DATA SUPPLIED:
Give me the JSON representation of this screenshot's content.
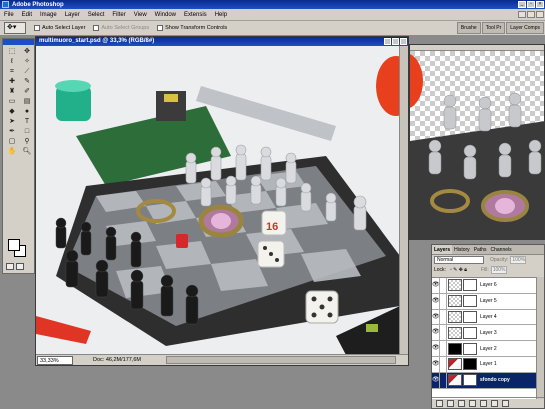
{
  "app": {
    "title": "Adobe Photoshop"
  },
  "menu": [
    "File",
    "Edit",
    "Image",
    "Layer",
    "Select",
    "Filter",
    "View",
    "Window",
    "Extensis",
    "Help"
  ],
  "options": {
    "auto_select_layer": "Auto Select Layer",
    "auto_select_groups": "Auto Select Groups",
    "show_transform_controls": "Show Transform Controls"
  },
  "palette_wells": [
    "Brushe",
    "Tool Pr",
    "Layer Comps"
  ],
  "document": {
    "title": "multimuoro_start.psd @ 33,3% (RGB/8#)",
    "zoom": "33,33%",
    "doc_info": "Doc: 46,2M/177,6M"
  },
  "layers_panel": {
    "tabs": [
      "Layers",
      "History",
      "Paths",
      "Channels"
    ],
    "active_tab": "Layers",
    "blend_mode": "Normal",
    "opacity_label": "Opacity:",
    "opacity": "100%",
    "lock_label": "Lock:",
    "fill_label": "Fill:",
    "fill": "100%",
    "layers": [
      {
        "name": "Layer 6",
        "visible": true,
        "selected": false,
        "thumb": "checker"
      },
      {
        "name": "Layer 5",
        "visible": true,
        "selected": false,
        "thumb": "checker"
      },
      {
        "name": "Layer 4",
        "visible": true,
        "selected": false,
        "thumb": "checker"
      },
      {
        "name": "Layer 3",
        "visible": true,
        "selected": false,
        "thumb": "checker"
      },
      {
        "name": "Layer 2",
        "visible": true,
        "selected": false,
        "thumb": "black"
      },
      {
        "name": "Layer 1",
        "visible": true,
        "selected": false,
        "thumb": "photo"
      },
      {
        "name": "sfondo copy",
        "visible": true,
        "selected": true,
        "thumb": "photo"
      }
    ]
  },
  "toolbox": {
    "tools": [
      "marquee",
      "move",
      "lasso",
      "magic-wand",
      "crop",
      "slice",
      "healing",
      "brush",
      "stamp",
      "history-brush",
      "eraser",
      "gradient",
      "blur",
      "dodge",
      "path-select",
      "type",
      "pen",
      "shape",
      "notes",
      "eyedropper",
      "hand",
      "zoom"
    ],
    "foreground_color": "#ffffff",
    "background_color": "#ffffff"
  },
  "colors": {
    "title_bar": "#1c4fc6",
    "chrome": "#d4d0c8",
    "workspace": "#8a8a8a",
    "selection": "#0a246a"
  }
}
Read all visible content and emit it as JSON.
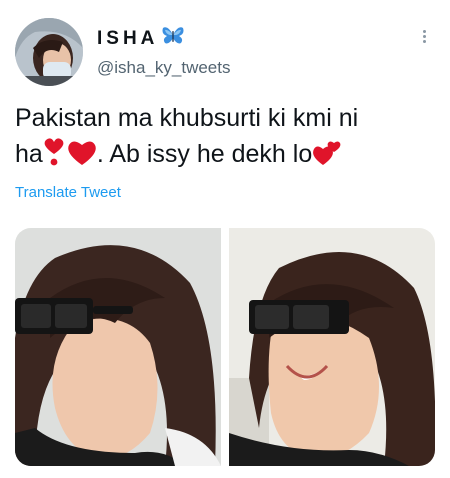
{
  "author": {
    "display_name": "ISHA",
    "display_name_emoji": "butterfly-icon",
    "handle": "@isha_ky_tweets"
  },
  "tweet": {
    "line1": "Pakistan ma khubsurti ki kmi ni",
    "line2_start": "ha",
    "line2_end": ". Ab issy he dekh lo",
    "emojis": [
      "heavy-exclamation-heart-icon",
      "red-heart-icon",
      "two-hearts-icon"
    ]
  },
  "actions": {
    "translate_label": "Translate Tweet"
  },
  "colors": {
    "link": "#1d9bf0",
    "secondary_text": "#536471",
    "heart": "#e0142a",
    "butterfly": "#3b8fe0"
  }
}
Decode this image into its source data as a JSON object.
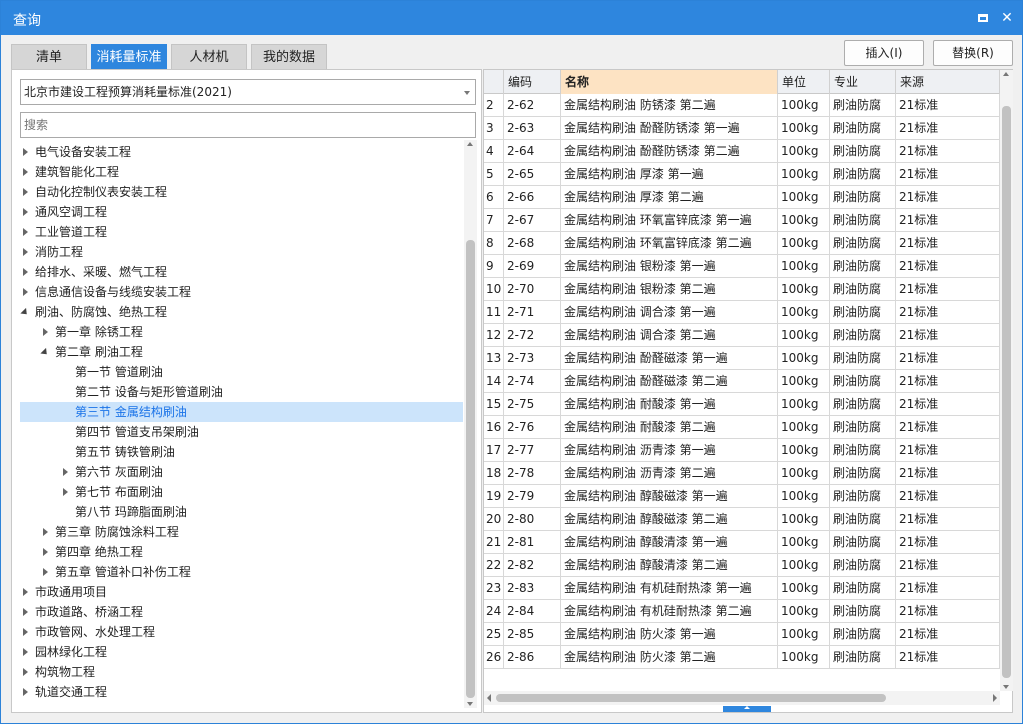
{
  "window": {
    "title": "查询"
  },
  "tabs": [
    {
      "label": "清单",
      "active": false
    },
    {
      "label": "消耗量标准",
      "active": true
    },
    {
      "label": "人材机",
      "active": false
    },
    {
      "label": "我的数据",
      "active": false
    }
  ],
  "actions": {
    "insert_label": "插入(I)",
    "replace_label": "替换(R)"
  },
  "left": {
    "standard_select": "北京市建设工程预算消耗量标准(2021)",
    "search_placeholder": "搜索",
    "tree": [
      {
        "label": "电气设备安装工程",
        "level": 0,
        "state": "collapsed"
      },
      {
        "label": "建筑智能化工程",
        "level": 0,
        "state": "collapsed"
      },
      {
        "label": "自动化控制仪表安装工程",
        "level": 0,
        "state": "collapsed"
      },
      {
        "label": "通风空调工程",
        "level": 0,
        "state": "collapsed"
      },
      {
        "label": "工业管道工程",
        "level": 0,
        "state": "collapsed"
      },
      {
        "label": "消防工程",
        "level": 0,
        "state": "collapsed"
      },
      {
        "label": "给排水、采暖、燃气工程",
        "level": 0,
        "state": "collapsed"
      },
      {
        "label": "信息通信设备与线缆安装工程",
        "level": 0,
        "state": "collapsed"
      },
      {
        "label": "刷油、防腐蚀、绝热工程",
        "level": 0,
        "state": "expanded"
      },
      {
        "label": "第一章 除锈工程",
        "level": 1,
        "state": "collapsed"
      },
      {
        "label": "第二章 刷油工程",
        "level": 1,
        "state": "expanded"
      },
      {
        "label": "第一节 管道刷油",
        "level": 2,
        "state": "leaf"
      },
      {
        "label": "第二节 设备与矩形管道刷油",
        "level": 2,
        "state": "leaf"
      },
      {
        "label": "第三节 金属结构刷油",
        "level": 2,
        "state": "leaf",
        "selected": true
      },
      {
        "label": "第四节 管道支吊架刷油",
        "level": 2,
        "state": "leaf"
      },
      {
        "label": "第五节 铸铁管刷油",
        "level": 2,
        "state": "leaf"
      },
      {
        "label": "第六节 灰面刷油",
        "level": 2,
        "state": "collapsed"
      },
      {
        "label": "第七节 布面刷油",
        "level": 2,
        "state": "collapsed"
      },
      {
        "label": "第八节 玛蹄脂面刷油",
        "level": 2,
        "state": "leaf"
      },
      {
        "label": "第三章 防腐蚀涂料工程",
        "level": 1,
        "state": "collapsed"
      },
      {
        "label": "第四章 绝热工程",
        "level": 1,
        "state": "collapsed"
      },
      {
        "label": "第五章 管道补口补伤工程",
        "level": 1,
        "state": "collapsed"
      },
      {
        "label": "市政通用项目",
        "level": 0,
        "state": "collapsed"
      },
      {
        "label": "市政道路、桥涵工程",
        "level": 0,
        "state": "collapsed"
      },
      {
        "label": "市政管网、水处理工程",
        "level": 0,
        "state": "collapsed"
      },
      {
        "label": "园林绿化工程",
        "level": 0,
        "state": "collapsed"
      },
      {
        "label": "构筑物工程",
        "level": 0,
        "state": "collapsed"
      },
      {
        "label": "轨道交通工程",
        "level": 0,
        "state": "collapsed"
      }
    ]
  },
  "grid": {
    "columns": [
      "",
      "编码",
      "名称",
      "单位",
      "专业",
      "来源"
    ],
    "selected_column": "名称",
    "rows": [
      [
        "2",
        "2-62",
        "金属结构刷油 防锈漆 第二遍",
        "100kg",
        "刷油防腐",
        "21标准"
      ],
      [
        "3",
        "2-63",
        "金属结构刷油 酚醛防锈漆 第一遍",
        "100kg",
        "刷油防腐",
        "21标准"
      ],
      [
        "4",
        "2-64",
        "金属结构刷油 酚醛防锈漆 第二遍",
        "100kg",
        "刷油防腐",
        "21标准"
      ],
      [
        "5",
        "2-65",
        "金属结构刷油 厚漆 第一遍",
        "100kg",
        "刷油防腐",
        "21标准"
      ],
      [
        "6",
        "2-66",
        "金属结构刷油 厚漆 第二遍",
        "100kg",
        "刷油防腐",
        "21标准"
      ],
      [
        "7",
        "2-67",
        "金属结构刷油 环氧富锌底漆 第一遍",
        "100kg",
        "刷油防腐",
        "21标准"
      ],
      [
        "8",
        "2-68",
        "金属结构刷油 环氧富锌底漆 第二遍",
        "100kg",
        "刷油防腐",
        "21标准"
      ],
      [
        "9",
        "2-69",
        "金属结构刷油 银粉漆 第一遍",
        "100kg",
        "刷油防腐",
        "21标准"
      ],
      [
        "10",
        "2-70",
        "金属结构刷油 银粉漆 第二遍",
        "100kg",
        "刷油防腐",
        "21标准"
      ],
      [
        "11",
        "2-71",
        "金属结构刷油 调合漆 第一遍",
        "100kg",
        "刷油防腐",
        "21标准"
      ],
      [
        "12",
        "2-72",
        "金属结构刷油 调合漆 第二遍",
        "100kg",
        "刷油防腐",
        "21标准"
      ],
      [
        "13",
        "2-73",
        "金属结构刷油 酚醛磁漆 第一遍",
        "100kg",
        "刷油防腐",
        "21标准"
      ],
      [
        "14",
        "2-74",
        "金属结构刷油 酚醛磁漆 第二遍",
        "100kg",
        "刷油防腐",
        "21标准"
      ],
      [
        "15",
        "2-75",
        "金属结构刷油 耐酸漆 第一遍",
        "100kg",
        "刷油防腐",
        "21标准"
      ],
      [
        "16",
        "2-76",
        "金属结构刷油 耐酸漆 第二遍",
        "100kg",
        "刷油防腐",
        "21标准"
      ],
      [
        "17",
        "2-77",
        "金属结构刷油 沥青漆 第一遍",
        "100kg",
        "刷油防腐",
        "21标准"
      ],
      [
        "18",
        "2-78",
        "金属结构刷油 沥青漆 第二遍",
        "100kg",
        "刷油防腐",
        "21标准"
      ],
      [
        "19",
        "2-79",
        "金属结构刷油 醇酸磁漆 第一遍",
        "100kg",
        "刷油防腐",
        "21标准"
      ],
      [
        "20",
        "2-80",
        "金属结构刷油 醇酸磁漆 第二遍",
        "100kg",
        "刷油防腐",
        "21标准"
      ],
      [
        "21",
        "2-81",
        "金属结构刷油 醇酸清漆 第一遍",
        "100kg",
        "刷油防腐",
        "21标准"
      ],
      [
        "22",
        "2-82",
        "金属结构刷油 醇酸清漆 第二遍",
        "100kg",
        "刷油防腐",
        "21标准"
      ],
      [
        "23",
        "2-83",
        "金属结构刷油 有机硅耐热漆 第一遍",
        "100kg",
        "刷油防腐",
        "21标准"
      ],
      [
        "24",
        "2-84",
        "金属结构刷油 有机硅耐热漆 第二遍",
        "100kg",
        "刷油防腐",
        "21标准"
      ],
      [
        "25",
        "2-85",
        "金属结构刷油 防火漆 第一遍",
        "100kg",
        "刷油防腐",
        "21标准"
      ],
      [
        "26",
        "2-86",
        "金属结构刷油 防火漆 第二遍",
        "100kg",
        "刷油防腐",
        "21标准"
      ]
    ]
  },
  "colors": {
    "accent": "#2e86de",
    "selected_row_bg": "#cce4fb",
    "selected_header_bg": "#fde3c3"
  },
  "icons": {
    "maximize": "maximize-icon",
    "close": "close-icon"
  }
}
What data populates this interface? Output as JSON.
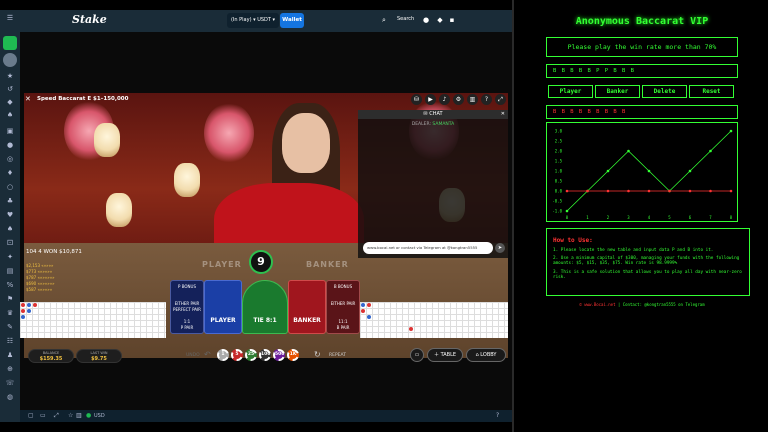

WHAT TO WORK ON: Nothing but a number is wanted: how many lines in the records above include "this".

EXERCISE ANSWER: 3